*AIM OF THE TASK*. Could you write out the records below exactly as they appear?

───── SUPPLIED MATERIAL ─────

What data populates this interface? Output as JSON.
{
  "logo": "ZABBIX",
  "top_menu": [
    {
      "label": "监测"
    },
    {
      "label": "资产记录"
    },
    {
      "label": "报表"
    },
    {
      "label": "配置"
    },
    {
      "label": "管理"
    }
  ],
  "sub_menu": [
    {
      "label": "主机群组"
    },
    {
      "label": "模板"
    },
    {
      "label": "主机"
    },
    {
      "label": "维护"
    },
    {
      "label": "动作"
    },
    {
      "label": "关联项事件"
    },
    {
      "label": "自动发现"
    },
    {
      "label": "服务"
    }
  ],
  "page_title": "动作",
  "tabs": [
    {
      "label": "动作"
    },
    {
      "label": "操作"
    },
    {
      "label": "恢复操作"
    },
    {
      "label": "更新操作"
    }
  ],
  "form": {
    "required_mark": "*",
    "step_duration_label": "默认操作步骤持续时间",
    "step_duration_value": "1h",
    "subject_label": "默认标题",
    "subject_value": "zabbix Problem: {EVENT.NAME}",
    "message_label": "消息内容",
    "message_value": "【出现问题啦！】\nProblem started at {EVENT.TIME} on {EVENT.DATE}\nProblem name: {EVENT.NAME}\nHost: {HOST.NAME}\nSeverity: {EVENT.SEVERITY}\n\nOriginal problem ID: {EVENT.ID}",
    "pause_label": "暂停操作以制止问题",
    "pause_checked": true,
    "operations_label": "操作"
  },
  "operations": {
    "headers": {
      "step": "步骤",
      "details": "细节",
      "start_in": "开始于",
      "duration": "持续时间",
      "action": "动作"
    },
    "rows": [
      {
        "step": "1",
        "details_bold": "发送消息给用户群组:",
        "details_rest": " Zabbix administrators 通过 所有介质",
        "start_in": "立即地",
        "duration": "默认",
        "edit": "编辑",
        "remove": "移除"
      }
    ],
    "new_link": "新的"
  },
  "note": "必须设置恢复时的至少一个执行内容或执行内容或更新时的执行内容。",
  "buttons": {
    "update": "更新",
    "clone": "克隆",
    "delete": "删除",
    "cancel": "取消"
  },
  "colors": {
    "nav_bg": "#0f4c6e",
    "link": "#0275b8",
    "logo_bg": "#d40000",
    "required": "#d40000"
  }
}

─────

*SOLUTION TO THIS TASK*.
What data populates this interface? Output as JSON.
{
  "logo": "ZABBIX",
  "top_menu": [
    {
      "label": "监测"
    },
    {
      "label": "资产记录"
    },
    {
      "label": "报表"
    },
    {
      "label": "配置"
    },
    {
      "label": "管理"
    }
  ],
  "sub_menu": [
    {
      "label": "主机群组"
    },
    {
      "label": "模板"
    },
    {
      "label": "主机"
    },
    {
      "label": "维护"
    },
    {
      "label": "动作"
    },
    {
      "label": "关联项事件"
    },
    {
      "label": "自动发现"
    },
    {
      "label": "服务"
    }
  ],
  "page_title": "动作",
  "tabs": [
    {
      "label": "动作"
    },
    {
      "label": "操作"
    },
    {
      "label": "恢复操作"
    },
    {
      "label": "更新操作"
    }
  ],
  "form": {
    "required_mark": "*",
    "step_duration_label": "默认操作步骤持续时间",
    "step_duration_value": "1h",
    "subject_label": "默认标题",
    "subject_value": "zabbix Problem: {EVENT.NAME}",
    "message_label": "消息内容",
    "message_value": "【出现问题啦！】\nProblem started at {EVENT.TIME} on {EVENT.DATE}\nProblem name: {EVENT.NAME}\nHost: {HOST.NAME}\nSeverity: {EVENT.SEVERITY}\n\nOriginal problem ID: {EVENT.ID}",
    "pause_label": "暂停操作以制止问题",
    "pause_checked": true,
    "operations_label": "操作"
  },
  "operations": {
    "headers": {
      "step": "步骤",
      "details": "细节",
      "start_in": "开始于",
      "duration": "持续时间",
      "action": "动作"
    },
    "rows": [
      {
        "step": "1",
        "details_bold": "发送消息给用户群组:",
        "details_rest": " Zabbix administrators 通过 所有介质",
        "start_in": "立即地",
        "duration": "默认",
        "edit": "编辑",
        "remove": "移除"
      }
    ],
    "new_link": "新的"
  },
  "note": "必须设置恢复时的至少一个执行内容或执行内容或更新时的执行内容。",
  "buttons": {
    "update": "更新",
    "clone": "克隆",
    "delete": "删除",
    "cancel": "取消"
  },
  "colors": {
    "nav_bg": "#0f4c6e",
    "link": "#0275b8",
    "logo_bg": "#d40000",
    "required": "#d40000"
  }
}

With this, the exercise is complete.